WHAT TO PRODUCE: Restate the records in their entirety, word for word.

GIVEN DATA:
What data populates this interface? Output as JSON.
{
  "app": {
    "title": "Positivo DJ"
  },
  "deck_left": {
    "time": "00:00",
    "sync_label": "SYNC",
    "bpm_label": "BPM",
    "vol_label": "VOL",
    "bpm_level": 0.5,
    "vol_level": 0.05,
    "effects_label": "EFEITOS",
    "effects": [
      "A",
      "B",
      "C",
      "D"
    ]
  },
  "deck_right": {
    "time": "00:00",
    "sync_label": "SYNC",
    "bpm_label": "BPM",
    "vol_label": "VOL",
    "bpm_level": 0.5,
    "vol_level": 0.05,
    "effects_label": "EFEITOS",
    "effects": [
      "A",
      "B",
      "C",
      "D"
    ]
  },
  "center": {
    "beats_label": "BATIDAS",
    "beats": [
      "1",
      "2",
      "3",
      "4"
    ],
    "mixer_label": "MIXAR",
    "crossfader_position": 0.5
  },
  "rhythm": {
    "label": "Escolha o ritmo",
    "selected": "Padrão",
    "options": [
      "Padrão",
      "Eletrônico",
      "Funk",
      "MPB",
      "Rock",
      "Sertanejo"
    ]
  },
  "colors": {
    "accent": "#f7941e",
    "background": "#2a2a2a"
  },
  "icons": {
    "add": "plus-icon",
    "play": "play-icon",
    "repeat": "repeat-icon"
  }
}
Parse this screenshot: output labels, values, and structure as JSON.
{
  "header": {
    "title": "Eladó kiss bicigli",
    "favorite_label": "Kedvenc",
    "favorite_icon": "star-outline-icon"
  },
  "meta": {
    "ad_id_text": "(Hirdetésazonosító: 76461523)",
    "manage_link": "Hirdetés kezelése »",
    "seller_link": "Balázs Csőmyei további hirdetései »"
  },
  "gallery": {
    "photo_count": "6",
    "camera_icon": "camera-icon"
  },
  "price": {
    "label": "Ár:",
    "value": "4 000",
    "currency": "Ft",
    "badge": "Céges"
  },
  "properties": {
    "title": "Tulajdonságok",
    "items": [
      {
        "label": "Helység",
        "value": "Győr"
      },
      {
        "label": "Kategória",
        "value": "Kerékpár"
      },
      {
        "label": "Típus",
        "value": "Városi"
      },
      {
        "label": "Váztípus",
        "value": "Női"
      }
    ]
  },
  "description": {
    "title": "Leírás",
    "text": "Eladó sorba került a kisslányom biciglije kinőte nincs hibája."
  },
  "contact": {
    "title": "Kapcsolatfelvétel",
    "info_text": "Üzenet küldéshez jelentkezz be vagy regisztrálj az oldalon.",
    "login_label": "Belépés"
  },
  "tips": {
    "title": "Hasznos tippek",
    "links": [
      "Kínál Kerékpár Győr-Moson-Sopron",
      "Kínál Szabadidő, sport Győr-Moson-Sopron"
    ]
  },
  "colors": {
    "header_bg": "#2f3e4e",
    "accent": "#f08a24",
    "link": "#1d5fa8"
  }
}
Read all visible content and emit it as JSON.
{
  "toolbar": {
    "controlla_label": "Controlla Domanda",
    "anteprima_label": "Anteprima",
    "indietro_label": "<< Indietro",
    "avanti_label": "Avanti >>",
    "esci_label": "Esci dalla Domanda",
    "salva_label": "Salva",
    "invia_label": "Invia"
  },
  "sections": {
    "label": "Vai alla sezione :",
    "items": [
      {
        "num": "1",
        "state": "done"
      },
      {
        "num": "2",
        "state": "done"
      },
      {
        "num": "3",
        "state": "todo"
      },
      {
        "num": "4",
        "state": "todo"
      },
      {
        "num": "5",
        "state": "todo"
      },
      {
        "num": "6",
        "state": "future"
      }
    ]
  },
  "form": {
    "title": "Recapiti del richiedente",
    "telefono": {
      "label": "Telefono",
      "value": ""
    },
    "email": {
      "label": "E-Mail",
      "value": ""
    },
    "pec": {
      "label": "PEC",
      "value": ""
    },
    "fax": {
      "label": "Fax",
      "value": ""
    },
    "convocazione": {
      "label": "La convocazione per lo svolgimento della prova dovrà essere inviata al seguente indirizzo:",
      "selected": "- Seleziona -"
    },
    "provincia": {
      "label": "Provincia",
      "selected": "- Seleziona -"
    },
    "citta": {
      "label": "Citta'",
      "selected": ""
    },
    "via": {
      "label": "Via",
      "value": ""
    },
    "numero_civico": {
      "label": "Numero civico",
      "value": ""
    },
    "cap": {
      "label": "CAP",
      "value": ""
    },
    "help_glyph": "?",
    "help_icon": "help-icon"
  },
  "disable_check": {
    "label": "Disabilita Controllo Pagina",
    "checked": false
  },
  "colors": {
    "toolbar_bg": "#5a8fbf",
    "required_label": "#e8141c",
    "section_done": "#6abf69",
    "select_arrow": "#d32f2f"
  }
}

COMPLETED TASK:
What data populates this interface? Output as JSON.
{
  "app": {
    "title": "Positivo DJ"
  },
  "deck_left": {
    "time": "00:00",
    "sync_label": "SYNC",
    "bpm_label": "BPM",
    "vol_label": "VOL",
    "bpm_level": 0.5,
    "vol_level": 0.05,
    "effects_label": "EFEITOS",
    "effects": [
      "A",
      "B",
      "C",
      "D"
    ]
  },
  "deck_right": {
    "time": "00:00",
    "sync_label": "SYNC",
    "bpm_label": "BPM",
    "vol_label": "VOL",
    "bpm_level": 0.5,
    "vol_level": 0.05,
    "effects_label": "EFEITOS",
    "effects": [
      "A",
      "B",
      "C",
      "D"
    ]
  },
  "center": {
    "beats_label": "BATIDAS",
    "beats": [
      "1",
      "2",
      "3",
      "4"
    ],
    "mixer_label": "MIXAR",
    "crossfader_position": 0.5
  },
  "rhythm": {
    "label": "Escolha o ritmo",
    "selected": "Padrão",
    "options": [
      "Padrão",
      "Eletrônico",
      "Funk",
      "MPB",
      "Rock",
      "Sertanejo"
    ]
  },
  "colors": {
    "accent": "#f7941e",
    "background": "#2a2a2a"
  },
  "icons": {
    "add": "plus-icon",
    "play": "play-icon",
    "repeat": "repeat-icon"
  }
}
Parse this screenshot: output labels, values, and structure as JSON.
{
  "header": {
    "title": "Eladó kiss bicigli",
    "favorite_label": "Kedvenc",
    "favorite_icon": "star-outline-icon"
  },
  "meta": {
    "ad_id_text": "(Hirdetésazonosító: 76461523)",
    "manage_link": "Hirdetés kezelése »",
    "seller_link": "Balázs Csőmyei további hirdetései »"
  },
  "gallery": {
    "photo_count": "6",
    "camera_icon": "camera-icon"
  },
  "price": {
    "label": "Ár:",
    "value": "4 000",
    "currency": "Ft",
    "badge": "Céges"
  },
  "properties": {
    "title": "Tulajdonságok",
    "items": [
      {
        "label": "Helység",
        "value": "Győr"
      },
      {
        "label": "Kategória",
        "value": "Kerékpár"
      },
      {
        "label": "Típus",
        "value": "Városi"
      },
      {
        "label": "Váztípus",
        "value": "Női"
      }
    ]
  },
  "description": {
    "title": "Leírás",
    "text": "Eladó sorba került a kisslányom biciglije kinőte nincs hibája."
  },
  "contact": {
    "title": "Kapcsolatfelvétel",
    "info_text": "Üzenet küldéshez jelentkezz be vagy regisztrálj az oldalon.",
    "login_label": "Belépés"
  },
  "tips": {
    "title": "Hasznos tippek",
    "links": [
      "Kínál Kerékpár Győr-Moson-Sopron",
      "Kínál Szabadidő, sport Győr-Moson-Sopron"
    ]
  },
  "colors": {
    "header_bg": "#2f3e4e",
    "accent": "#f08a24",
    "link": "#1d5fa8"
  }
}
Read all visible content and emit it as JSON.
{
  "toolbar": {
    "controlla_label": "Controlla Domanda",
    "anteprima_label": "Anteprima",
    "indietro_label": "<< Indietro",
    "avanti_label": "Avanti >>",
    "esci_label": "Esci dalla Domanda",
    "salva_label": "Salva",
    "invia_label": "Invia"
  },
  "sections": {
    "label": "Vai alla sezione :",
    "items": [
      {
        "num": "1",
        "state": "done"
      },
      {
        "num": "2",
        "state": "done"
      },
      {
        "num": "3",
        "state": "todo"
      },
      {
        "num": "4",
        "state": "todo"
      },
      {
        "num": "5",
        "state": "todo"
      },
      {
        "num": "6",
        "state": "future"
      }
    ]
  },
  "form": {
    "title": "Recapiti del richiedente",
    "telefono": {
      "label": "Telefono",
      "value": ""
    },
    "email": {
      "label": "E-Mail",
      "value": ""
    },
    "pec": {
      "label": "PEC",
      "value": ""
    },
    "fax": {
      "label": "Fax",
      "value": ""
    },
    "convocazione": {
      "label": "La convocazione per lo svolgimento della prova dovrà essere inviata al seguente indirizzo:",
      "selected": "- Seleziona -"
    },
    "provincia": {
      "label": "Provincia",
      "selected": "- Seleziona -"
    },
    "citta": {
      "label": "Citta'",
      "selected": ""
    },
    "via": {
      "label": "Via",
      "value": ""
    },
    "numero_civico": {
      "label": "Numero civico",
      "value": ""
    },
    "cap": {
      "label": "CAP",
      "value": ""
    },
    "help_glyph": "?",
    "help_icon": "help-icon"
  },
  "disable_check": {
    "label": "Disabilita Controllo Pagina",
    "checked": false
  },
  "colors": {
    "toolbar_bg": "#5a8fbf",
    "required_label": "#e8141c",
    "section_done": "#6abf69",
    "select_arrow": "#d32f2f"
  }
}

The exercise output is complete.